What is needed - Give back the whole listing exactly as it is written.
..........
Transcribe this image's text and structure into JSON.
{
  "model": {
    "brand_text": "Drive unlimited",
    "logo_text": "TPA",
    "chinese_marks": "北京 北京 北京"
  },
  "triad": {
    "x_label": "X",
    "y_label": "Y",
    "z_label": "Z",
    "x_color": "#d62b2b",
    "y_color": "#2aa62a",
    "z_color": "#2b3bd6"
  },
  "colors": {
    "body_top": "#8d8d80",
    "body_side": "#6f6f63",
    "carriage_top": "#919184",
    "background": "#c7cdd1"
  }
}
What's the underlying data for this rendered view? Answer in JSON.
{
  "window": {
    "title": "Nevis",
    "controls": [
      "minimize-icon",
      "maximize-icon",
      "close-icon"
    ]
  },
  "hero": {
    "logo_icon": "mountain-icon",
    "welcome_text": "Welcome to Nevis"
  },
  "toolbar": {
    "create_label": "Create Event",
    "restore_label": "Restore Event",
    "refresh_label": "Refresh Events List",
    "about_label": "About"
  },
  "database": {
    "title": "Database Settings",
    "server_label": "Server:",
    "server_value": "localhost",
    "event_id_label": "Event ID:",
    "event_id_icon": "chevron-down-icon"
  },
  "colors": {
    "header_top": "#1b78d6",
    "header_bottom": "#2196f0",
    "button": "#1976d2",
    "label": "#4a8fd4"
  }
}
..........
Response box -
Transcribe this image's text and structure into JSON.
{
  "model": {
    "brand_text": "Drive unlimited",
    "logo_text": "TPA",
    "chinese_marks": "北京 北京 北京"
  },
  "triad": {
    "x_label": "X",
    "y_label": "Y",
    "z_label": "Z",
    "x_color": "#d62b2b",
    "y_color": "#2aa62a",
    "z_color": "#2b3bd6"
  },
  "colors": {
    "body_top": "#8d8d80",
    "body_side": "#6f6f63",
    "carriage_top": "#919184",
    "background": "#c7cdd1"
  }
}
What's the underlying data for this rendered view? Answer in JSON.
{
  "window": {
    "title": "Nevis",
    "controls": [
      "minimize-icon",
      "maximize-icon",
      "close-icon"
    ]
  },
  "hero": {
    "logo_icon": "mountain-icon",
    "welcome_text": "Welcome to Nevis"
  },
  "toolbar": {
    "create_label": "Create Event",
    "restore_label": "Restore Event",
    "refresh_label": "Refresh Events List",
    "about_label": "About"
  },
  "database": {
    "title": "Database Settings",
    "server_label": "Server:",
    "server_value": "localhost",
    "event_id_label": "Event ID:",
    "event_id_icon": "chevron-down-icon"
  },
  "colors": {
    "header_top": "#1b78d6",
    "header_bottom": "#2196f0",
    "button": "#1976d2",
    "label": "#4a8fd4"
  }
}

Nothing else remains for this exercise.